Last week’s filter project is now a standard part of Typo, so I’ve been spending time on a new Typo project: unified RSS feeds. Typo has had support for RSS 2.0 and Atom 0.3 for months, as well as RSS feeds for site-wide comments, site-wide trackbacks, and per-article comments. Each feed was generated by its own distinct view code. This wasn’t scaling very well–every time we add a new feed type (like per-category or per-tag feeds), we have to write a bunch of new code and copy existing templates, and replicate that work once for each feed format that we want to support. That’s why most of the feed types were only available in RSS–creating Atom feeds for them was too much work and too error-prone.
So I decided to rip all of the feed code out and replace it with a new system.
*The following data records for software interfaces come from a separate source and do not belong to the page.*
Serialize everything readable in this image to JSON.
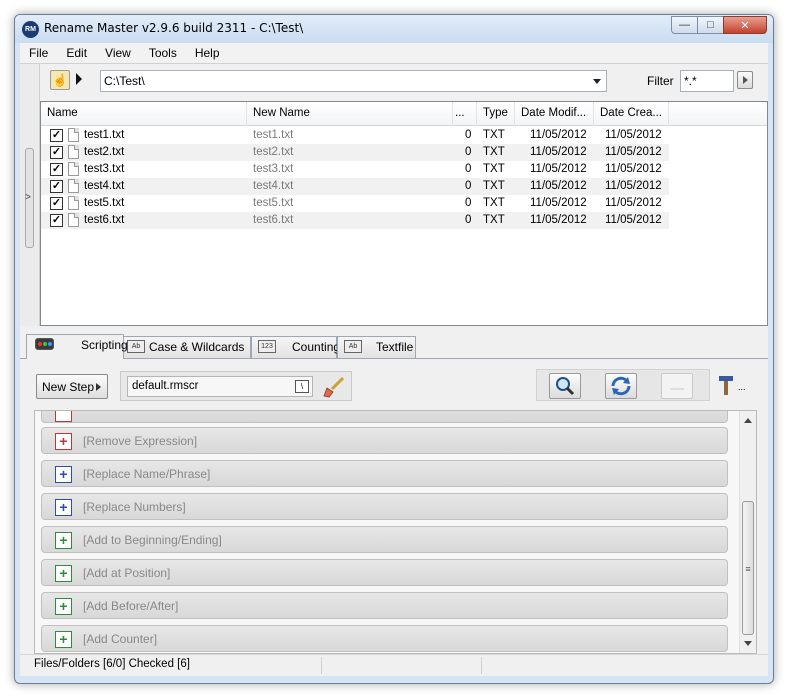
{
  "window": {
    "title": "Rename Master v2.9.6 build 2311 - C:\\Test\\",
    "app_icon_text": "RM"
  },
  "menu": [
    "File",
    "Edit",
    "View",
    "Tools",
    "Help"
  ],
  "pathbar": {
    "path": "C:\\Test\\",
    "filter_label": "Filter",
    "filter_value": "*.*"
  },
  "filelist": {
    "columns": [
      "Name",
      "New Name",
      "...",
      "Type",
      "Date Modif...",
      "Date Crea..."
    ],
    "rows": [
      {
        "name": "test1.txt",
        "new_name": "test1.txt",
        "size": "0",
        "type": "TXT",
        "modified": "11/05/2012",
        "created": "11/05/2012",
        "checked": true
      },
      {
        "name": "test2.txt",
        "new_name": "test2.txt",
        "size": "0",
        "type": "TXT",
        "modified": "11/05/2012",
        "created": "11/05/2012",
        "checked": true
      },
      {
        "name": "test3.txt",
        "new_name": "test3.txt",
        "size": "0",
        "type": "TXT",
        "modified": "11/05/2012",
        "created": "11/05/2012",
        "checked": true
      },
      {
        "name": "test4.txt",
        "new_name": "test4.txt",
        "size": "0",
        "type": "TXT",
        "modified": "11/05/2012",
        "created": "11/05/2012",
        "checked": true
      },
      {
        "name": "test5.txt",
        "new_name": "test5.txt",
        "size": "0",
        "type": "TXT",
        "modified": "11/05/2012",
        "created": "11/05/2012",
        "checked": true
      },
      {
        "name": "test6.txt",
        "new_name": "test6.txt",
        "size": "0",
        "type": "TXT",
        "modified": "11/05/2012",
        "created": "11/05/2012",
        "checked": true
      }
    ]
  },
  "tabs": [
    {
      "label": "Scripting",
      "icon": "scripting-leds-icon",
      "active": true
    },
    {
      "label": "Case & Wildcards",
      "icon": "ab-case-icon",
      "active": false
    },
    {
      "label": "Counting",
      "icon": "123-counting-icon",
      "active": false
    },
    {
      "label": "Textfile",
      "icon": "ab-textfile-icon",
      "active": false
    }
  ],
  "scripting": {
    "new_step_label": "New Step",
    "script_file": "default.rmscr",
    "browse_glyph": "\\",
    "tools_ellipsis": "..."
  },
  "steps": [
    {
      "label": "[Remove Expression]",
      "color": "red"
    },
    {
      "label": "[Replace Name/Phrase]",
      "color": "blue"
    },
    {
      "label": "[Replace Numbers]",
      "color": "blue"
    },
    {
      "label": "[Add to Beginning/Ending]",
      "color": "green"
    },
    {
      "label": "[Add at Position]",
      "color": "green"
    },
    {
      "label": "[Add Before/After]",
      "color": "green"
    },
    {
      "label": "[Add Counter]",
      "color": "green"
    }
  ],
  "status": {
    "text": "Files/Folders [6/0] Checked [6]"
  }
}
Instead of having one template per feed type, I have one master template per feed format (RSS 2.0, Atom 0.3, and now Atom 1.0), plus a per-item template for articles, comments, and trackbacks in each format. That’s a total of 12 templates for 3 different formats. My controller then generates a list of items based on some set of queries and then asks the view to assemble itself based on the type of items that it finds in
@items. So the recent articles RSS feed produces a list of the 15 most recent articles, shoves that into
@items, and asks the view to take care of it. The trackbacks Atom feed works the same way–
@items gets a list of the 15 most recent trackbacks and the same basic view logic does the work. Mixed-type feeds like the article+comments feed work too. This will make adding new feed types mostly trivial.
While I was at it, I added Atom 1.0 support. NetNewsWire 2.0.1 has Atom 1.0 support, so it’s time for us to add it too. Because of our nice new template infrastructure, every feed type that was available in RSS before is now available in Atom 1.0 as well. I also added per-category and per-tag feeds, although they aren’t linked in anywhere yet, so users have to type in the feed URL by hand in order to use them.
The big problem with having so many different feed types (6 types times 3 different formats) is keeping them all standards-compliant. Ruby doesn’t have a feed validator class yet, so I decided to cheat. The Python code from feedvalidator.com is available from SourceForge, so I grabbed it and installed it locally. Then I took their demo wrapper, copied it into
/usr/local/bin/feedvalidator, and told Typo’s feed tests to test each feed type using the Python validator code. This helped immensely, and I was able to get all three feed formats back into compliance in no time at all. Frankly, this was the coolest application of unit testing that I’ve ever done, and it was massively and immediately useful. I’ve been trying to get into unit tests for a long time, and this is the first time that I feel like I’m really getting things right.
Hopefully I’ll be able to commit this to the Typo trunk later tonight, and then I can move on to my next little Typo project. I’m not really sure which one to pick up next–either podcasts, context-sensitive sidebars, action caching, statistics, or schema generation from migrations. So many choices.